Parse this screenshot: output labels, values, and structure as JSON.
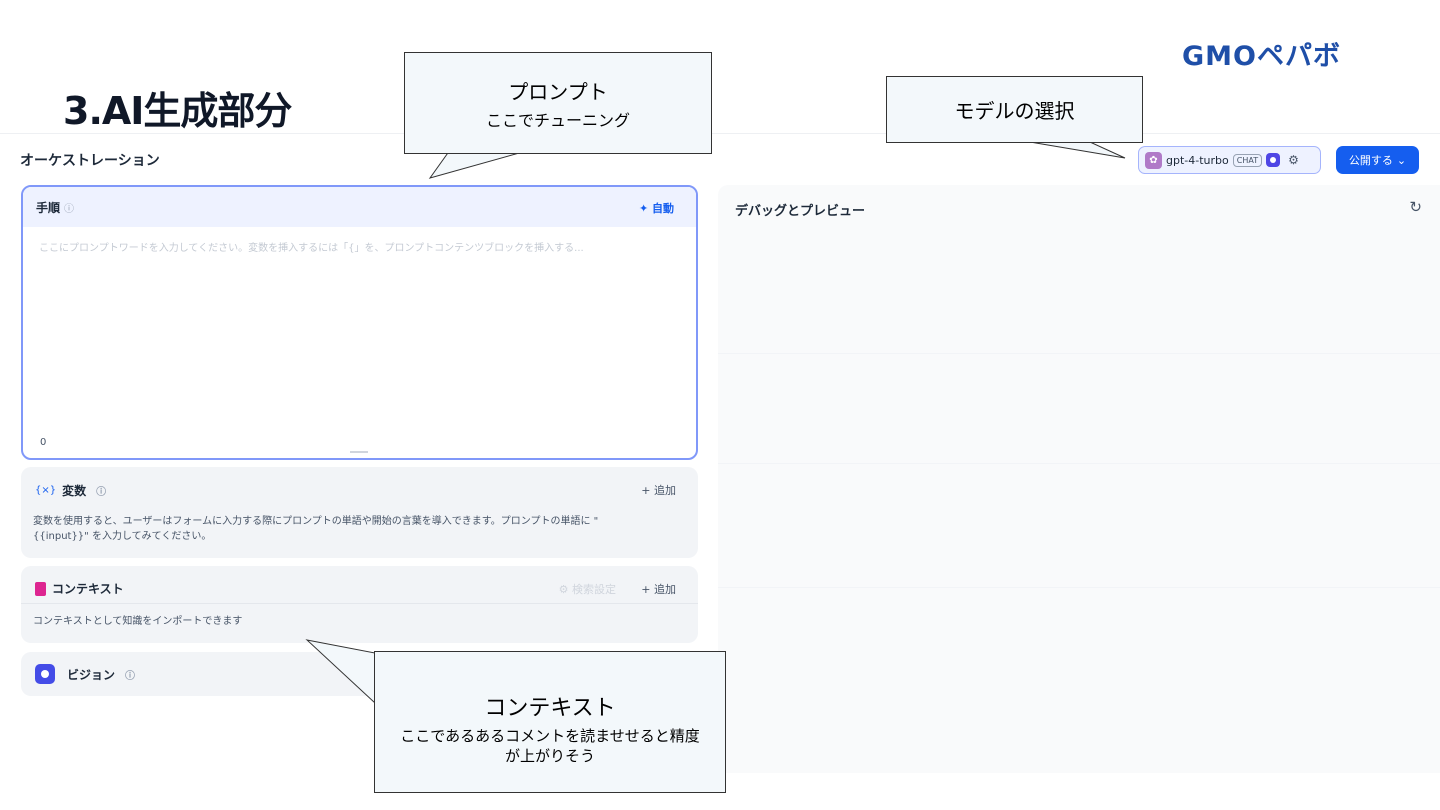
{
  "slide": {
    "title": "3.AI生成部分",
    "logo": "GMOペパボ"
  },
  "app": {
    "section_title": "オーケストレーション",
    "model": {
      "name": "gpt-4-turbo",
      "mode_tag": "CHAT",
      "icon": "openai-icon"
    },
    "publish_label": "公開する",
    "instructions": {
      "label": "手順",
      "auto_label": "自動",
      "placeholder": "ここにプロンプトワードを入力してください。変数を挿入するには「{」を、プロンプトコンテンツブロックを挿入する...",
      "char_count": "0"
    },
    "variables": {
      "icon_text": "{×}",
      "label": "変数",
      "add_label": "追加",
      "description_line1": "変数を使用すると、ユーザーはフォームに入力する際にプロンプトの単語や開始の言葉を導入できます。プロンプトの単語に \"",
      "description_line2": "{{input}}\" を入力してみてください。"
    },
    "context": {
      "label": "コンテキスト",
      "search_settings": "検索設定",
      "add_label": "追加",
      "description": "コンテキストとして知識をインポートできます"
    },
    "vision": {
      "label": "ビジョン"
    },
    "debug": {
      "title": "デバッグとプレビュー"
    }
  },
  "callouts": {
    "prompt": {
      "title": "プロンプト",
      "subtitle": "ここでチューニング"
    },
    "model": {
      "title": "モデルの選択"
    },
    "context": {
      "title": "コンテキスト",
      "line1": "ここであるあるコメントを読ませせると精度",
      "line2": "が上がりそう"
    }
  },
  "colors": {
    "accent": "#155eef",
    "instruction_border": "#8098f9",
    "logo": "#1f4fa8"
  }
}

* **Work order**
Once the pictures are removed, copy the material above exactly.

* **Your response**
Parse this screenshot: output labels, values, and structure as JSON.
{
  "slide": {
    "title": "3.AI生成部分",
    "logo": "GMOペパボ"
  },
  "app": {
    "section_title": "オーケストレーション",
    "model": {
      "name": "gpt-4-turbo",
      "mode_tag": "CHAT",
      "icon": "openai-icon"
    },
    "publish_label": "公開する",
    "instructions": {
      "label": "手順",
      "auto_label": "自動",
      "placeholder": "ここにプロンプトワードを入力してください。変数を挿入するには「{」を、プロンプトコンテンツブロックを挿入する...",
      "char_count": "0"
    },
    "variables": {
      "icon_text": "{×}",
      "label": "変数",
      "add_label": "追加",
      "description_line1": "変数を使用すると、ユーザーはフォームに入力する際にプロンプトの単語や開始の言葉を導入できます。プロンプトの単語に \"",
      "description_line2": "{{input}}\" を入力してみてください。"
    },
    "context": {
      "label": "コンテキスト",
      "search_settings": "検索設定",
      "add_label": "追加",
      "description": "コンテキストとして知識をインポートできます"
    },
    "vision": {
      "label": "ビジョン"
    },
    "debug": {
      "title": "デバッグとプレビュー"
    }
  },
  "callouts": {
    "prompt": {
      "title": "プロンプト",
      "subtitle": "ここでチューニング"
    },
    "model": {
      "title": "モデルの選択"
    },
    "context": {
      "title": "コンテキスト",
      "line1": "ここであるあるコメントを読ませせると精度",
      "line2": "が上がりそう"
    }
  },
  "colors": {
    "accent": "#155eef",
    "instruction_border": "#8098f9",
    "logo": "#1f4fa8"
  }
}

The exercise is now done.